Work task: An exact reprint of all the records is the expected answer.

Listed entries:
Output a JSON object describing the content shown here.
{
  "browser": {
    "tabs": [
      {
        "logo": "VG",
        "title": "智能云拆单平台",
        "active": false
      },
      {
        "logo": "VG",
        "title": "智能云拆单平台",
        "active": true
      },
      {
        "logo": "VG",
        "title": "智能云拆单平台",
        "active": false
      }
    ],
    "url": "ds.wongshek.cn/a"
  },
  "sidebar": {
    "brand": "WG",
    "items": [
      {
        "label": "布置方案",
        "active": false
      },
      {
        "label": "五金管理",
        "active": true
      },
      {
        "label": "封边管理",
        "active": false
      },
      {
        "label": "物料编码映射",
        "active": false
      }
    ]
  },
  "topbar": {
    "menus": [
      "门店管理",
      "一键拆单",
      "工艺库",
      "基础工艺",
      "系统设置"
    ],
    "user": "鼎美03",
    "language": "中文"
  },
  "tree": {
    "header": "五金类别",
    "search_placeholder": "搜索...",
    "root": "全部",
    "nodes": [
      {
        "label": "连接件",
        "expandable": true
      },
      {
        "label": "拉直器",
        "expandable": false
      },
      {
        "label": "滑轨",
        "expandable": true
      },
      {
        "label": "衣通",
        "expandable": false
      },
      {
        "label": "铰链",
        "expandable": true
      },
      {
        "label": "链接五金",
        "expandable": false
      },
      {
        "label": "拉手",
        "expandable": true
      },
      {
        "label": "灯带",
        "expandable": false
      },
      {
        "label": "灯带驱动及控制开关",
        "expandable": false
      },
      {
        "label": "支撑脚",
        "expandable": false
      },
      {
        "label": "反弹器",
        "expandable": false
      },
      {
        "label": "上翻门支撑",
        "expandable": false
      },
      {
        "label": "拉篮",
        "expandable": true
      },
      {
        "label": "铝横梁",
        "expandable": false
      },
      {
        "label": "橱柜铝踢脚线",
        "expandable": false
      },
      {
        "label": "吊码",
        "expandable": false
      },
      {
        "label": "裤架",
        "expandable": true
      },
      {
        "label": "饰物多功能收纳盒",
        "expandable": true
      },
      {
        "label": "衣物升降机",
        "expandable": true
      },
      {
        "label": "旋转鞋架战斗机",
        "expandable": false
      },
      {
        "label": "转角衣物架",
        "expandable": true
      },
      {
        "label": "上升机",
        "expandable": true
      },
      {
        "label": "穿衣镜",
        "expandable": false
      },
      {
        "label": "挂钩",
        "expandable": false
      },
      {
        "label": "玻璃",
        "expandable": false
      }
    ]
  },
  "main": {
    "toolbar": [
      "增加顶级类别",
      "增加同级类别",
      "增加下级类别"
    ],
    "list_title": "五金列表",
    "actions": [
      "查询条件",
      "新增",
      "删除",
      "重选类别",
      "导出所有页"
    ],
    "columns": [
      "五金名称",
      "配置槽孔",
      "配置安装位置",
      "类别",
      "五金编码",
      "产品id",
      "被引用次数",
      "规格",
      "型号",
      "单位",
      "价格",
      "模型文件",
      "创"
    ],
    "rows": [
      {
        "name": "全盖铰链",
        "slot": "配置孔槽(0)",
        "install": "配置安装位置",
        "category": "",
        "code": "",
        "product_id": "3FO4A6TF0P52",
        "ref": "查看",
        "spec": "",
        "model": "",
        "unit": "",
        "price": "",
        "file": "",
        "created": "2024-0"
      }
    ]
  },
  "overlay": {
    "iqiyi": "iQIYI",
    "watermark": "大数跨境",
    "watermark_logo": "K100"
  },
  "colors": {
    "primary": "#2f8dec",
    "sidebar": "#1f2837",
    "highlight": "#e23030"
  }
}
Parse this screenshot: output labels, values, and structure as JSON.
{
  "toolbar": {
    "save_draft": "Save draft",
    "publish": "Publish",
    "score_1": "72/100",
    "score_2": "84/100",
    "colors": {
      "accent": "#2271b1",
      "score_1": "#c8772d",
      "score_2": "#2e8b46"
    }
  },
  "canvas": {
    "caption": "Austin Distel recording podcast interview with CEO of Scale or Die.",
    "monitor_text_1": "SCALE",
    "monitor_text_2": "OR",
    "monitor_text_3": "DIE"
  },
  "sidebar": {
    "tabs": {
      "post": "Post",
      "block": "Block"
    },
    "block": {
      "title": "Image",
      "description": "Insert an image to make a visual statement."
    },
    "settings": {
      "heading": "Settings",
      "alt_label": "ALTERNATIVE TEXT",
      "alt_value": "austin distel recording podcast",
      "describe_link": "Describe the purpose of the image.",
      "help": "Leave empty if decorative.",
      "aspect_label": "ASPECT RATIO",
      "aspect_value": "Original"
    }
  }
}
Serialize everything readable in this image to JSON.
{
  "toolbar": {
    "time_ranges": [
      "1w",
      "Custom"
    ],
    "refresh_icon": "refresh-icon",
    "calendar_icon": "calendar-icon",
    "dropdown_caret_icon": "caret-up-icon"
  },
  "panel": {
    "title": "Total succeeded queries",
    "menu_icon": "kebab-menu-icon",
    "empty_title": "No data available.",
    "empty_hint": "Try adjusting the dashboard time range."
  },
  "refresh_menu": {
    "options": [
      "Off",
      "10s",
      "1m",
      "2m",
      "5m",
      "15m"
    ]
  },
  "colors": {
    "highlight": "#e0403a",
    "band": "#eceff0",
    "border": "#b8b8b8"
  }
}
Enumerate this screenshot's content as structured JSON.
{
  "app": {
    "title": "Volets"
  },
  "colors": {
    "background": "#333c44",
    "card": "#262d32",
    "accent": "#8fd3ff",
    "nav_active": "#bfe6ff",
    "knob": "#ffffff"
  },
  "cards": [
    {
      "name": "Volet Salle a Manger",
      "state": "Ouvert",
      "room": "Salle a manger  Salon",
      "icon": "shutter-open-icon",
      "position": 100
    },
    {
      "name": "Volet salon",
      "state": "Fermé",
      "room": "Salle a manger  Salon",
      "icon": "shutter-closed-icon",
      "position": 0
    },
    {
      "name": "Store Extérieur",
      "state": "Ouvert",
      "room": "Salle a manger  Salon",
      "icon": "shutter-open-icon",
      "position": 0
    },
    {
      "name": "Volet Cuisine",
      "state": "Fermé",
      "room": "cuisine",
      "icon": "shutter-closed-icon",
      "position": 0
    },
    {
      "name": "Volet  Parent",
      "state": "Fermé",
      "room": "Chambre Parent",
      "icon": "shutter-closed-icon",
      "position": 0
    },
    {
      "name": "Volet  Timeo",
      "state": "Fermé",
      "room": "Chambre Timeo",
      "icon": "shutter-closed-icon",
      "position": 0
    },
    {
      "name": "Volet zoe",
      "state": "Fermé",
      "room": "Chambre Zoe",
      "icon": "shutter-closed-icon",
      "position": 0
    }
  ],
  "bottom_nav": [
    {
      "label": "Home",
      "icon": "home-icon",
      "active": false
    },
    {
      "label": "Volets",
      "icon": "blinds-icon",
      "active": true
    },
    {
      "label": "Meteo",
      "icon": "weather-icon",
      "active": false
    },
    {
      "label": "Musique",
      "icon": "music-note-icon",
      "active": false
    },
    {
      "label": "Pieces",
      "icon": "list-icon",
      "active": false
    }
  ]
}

Output of the task:
Output a JSON object describing the content shown here.
{
  "browser": {
    "tabs": [
      {
        "logo": "VG",
        "title": "智能云拆单平台",
        "active": false
      },
      {
        "logo": "VG",
        "title": "智能云拆单平台",
        "active": true
      },
      {
        "logo": "VG",
        "title": "智能云拆单平台",
        "active": false
      }
    ],
    "url": "ds.wongshek.cn/a"
  },
  "sidebar": {
    "brand": "WG",
    "items": [
      {
        "label": "布置方案",
        "active": false
      },
      {
        "label": "五金管理",
        "active": true
      },
      {
        "label": "封边管理",
        "active": false
      },
      {
        "label": "物料编码映射",
        "active": false
      }
    ]
  },
  "topbar": {
    "menus": [
      "门店管理",
      "一键拆单",
      "工艺库",
      "基础工艺",
      "系统设置"
    ],
    "user": "鼎美03",
    "language": "中文"
  },
  "tree": {
    "header": "五金类别",
    "search_placeholder": "搜索...",
    "root": "全部",
    "nodes": [
      {
        "label": "连接件",
        "expandable": true
      },
      {
        "label": "拉直器",
        "expandable": false
      },
      {
        "label": "滑轨",
        "expandable": true
      },
      {
        "label": "衣通",
        "expandable": false
      },
      {
        "label": "铰链",
        "expandable": true
      },
      {
        "label": "链接五金",
        "expandable": false
      },
      {
        "label": "拉手",
        "expandable": true
      },
      {
        "label": "灯带",
        "expandable": false
      },
      {
        "label": "灯带驱动及控制开关",
        "expandable": false
      },
      {
        "label": "支撑脚",
        "expandable": false
      },
      {
        "label": "反弹器",
        "expandable": false
      },
      {
        "label": "上翻门支撑",
        "expandable": false
      },
      {
        "label": "拉篮",
        "expandable": true
      },
      {
        "label": "铝横梁",
        "expandable": false
      },
      {
        "label": "橱柜铝踢脚线",
        "expandable": false
      },
      {
        "label": "吊码",
        "expandable": false
      },
      {
        "label": "裤架",
        "expandable": true
      },
      {
        "label": "饰物多功能收纳盒",
        "expandable": true
      },
      {
        "label": "衣物升降机",
        "expandable": true
      },
      {
        "label": "旋转鞋架战斗机",
        "expandable": false
      },
      {
        "label": "转角衣物架",
        "expandable": true
      },
      {
        "label": "上升机",
        "expandable": true
      },
      {
        "label": "穿衣镜",
        "expandable": false
      },
      {
        "label": "挂钩",
        "expandable": false
      },
      {
        "label": "玻璃",
        "expandable": false
      }
    ]
  },
  "main": {
    "toolbar": [
      "增加顶级类别",
      "增加同级类别",
      "增加下级类别"
    ],
    "list_title": "五金列表",
    "actions": [
      "查询条件",
      "新增",
      "删除",
      "重选类别",
      "导出所有页"
    ],
    "columns": [
      "五金名称",
      "配置槽孔",
      "配置安装位置",
      "类别",
      "五金编码",
      "产品id",
      "被引用次数",
      "规格",
      "型号",
      "单位",
      "价格",
      "模型文件",
      "创"
    ],
    "rows": [
      {
        "name": "全盖铰链",
        "slot": "配置孔槽(0)",
        "install": "配置安装位置",
        "category": "",
        "code": "",
        "product_id": "3FO4A6TF0P52",
        "ref": "查看",
        "spec": "",
        "model": "",
        "unit": "",
        "price": "",
        "file": "",
        "created": "2024-0"
      }
    ]
  },
  "overlay": {
    "iqiyi": "iQIYI",
    "watermark": "大数跨境",
    "watermark_logo": "K100"
  },
  "colors": {
    "primary": "#2f8dec",
    "sidebar": "#1f2837",
    "highlight": "#e23030"
  }
}
Parse this screenshot: output labels, values, and structure as JSON.
{
  "toolbar": {
    "save_draft": "Save draft",
    "publish": "Publish",
    "score_1": "72/100",
    "score_2": "84/100",
    "colors": {
      "accent": "#2271b1",
      "score_1": "#c8772d",
      "score_2": "#2e8b46"
    }
  },
  "canvas": {
    "caption": "Austin Distel recording podcast interview with CEO of Scale or Die.",
    "monitor_text_1": "SCALE",
    "monitor_text_2": "OR",
    "monitor_text_3": "DIE"
  },
  "sidebar": {
    "tabs": {
      "post": "Post",
      "block": "Block"
    },
    "block": {
      "title": "Image",
      "description": "Insert an image to make a visual statement."
    },
    "settings": {
      "heading": "Settings",
      "alt_label": "ALTERNATIVE TEXT",
      "alt_value": "austin distel recording podcast",
      "describe_link": "Describe the purpose of the image.",
      "help": "Leave empty if decorative.",
      "aspect_label": "ASPECT RATIO",
      "aspect_value": "Original"
    }
  }
}
Serialize everything readable in this image to JSON.
{
  "toolbar": {
    "time_ranges": [
      "1w",
      "Custom"
    ],
    "refresh_icon": "refresh-icon",
    "calendar_icon": "calendar-icon",
    "dropdown_caret_icon": "caret-up-icon"
  },
  "panel": {
    "title": "Total succeeded queries",
    "menu_icon": "kebab-menu-icon",
    "empty_title": "No data available.",
    "empty_hint": "Try adjusting the dashboard time range."
  },
  "refresh_menu": {
    "options": [
      "Off",
      "10s",
      "1m",
      "2m",
      "5m",
      "15m"
    ]
  },
  "colors": {
    "highlight": "#e0403a",
    "band": "#eceff0",
    "border": "#b8b8b8"
  }
}
Enumerate this screenshot's content as structured JSON.
{
  "app": {
    "title": "Volets"
  },
  "colors": {
    "background": "#333c44",
    "card": "#262d32",
    "accent": "#8fd3ff",
    "nav_active": "#bfe6ff",
    "knob": "#ffffff"
  },
  "cards": [
    {
      "name": "Volet Salle a Manger",
      "state": "Ouvert",
      "room": "Salle a manger  Salon",
      "icon": "shutter-open-icon",
      "position": 100
    },
    {
      "name": "Volet salon",
      "state": "Fermé",
      "room": "Salle a manger  Salon",
      "icon": "shutter-closed-icon",
      "position": 0
    },
    {
      "name": "Store Extérieur",
      "state": "Ouvert",
      "room": "Salle a manger  Salon",
      "icon": "shutter-open-icon",
      "position": 0
    },
    {
      "name": "Volet Cuisine",
      "state": "Fermé",
      "room": "cuisine",
      "icon": "shutter-closed-icon",
      "position": 0
    },
    {
      "name": "Volet  Parent",
      "state": "Fermé",
      "room": "Chambre Parent",
      "icon": "shutter-closed-icon",
      "position": 0
    },
    {
      "name": "Volet  Timeo",
      "state": "Fermé",
      "room": "Chambre Timeo",
      "icon": "shutter-closed-icon",
      "position": 0
    },
    {
      "name": "Volet zoe",
      "state": "Fermé",
      "room": "Chambre Zoe",
      "icon": "shutter-closed-icon",
      "position": 0
    }
  ],
  "bottom_nav": [
    {
      "label": "Home",
      "icon": "home-icon",
      "active": false
    },
    {
      "label": "Volets",
      "icon": "blinds-icon",
      "active": true
    },
    {
      "label": "Meteo",
      "icon": "weather-icon",
      "active": false
    },
    {
      "label": "Musique",
      "icon": "music-note-icon",
      "active": false
    },
    {
      "label": "Pieces",
      "icon": "list-icon",
      "active": false
    }
  ]
}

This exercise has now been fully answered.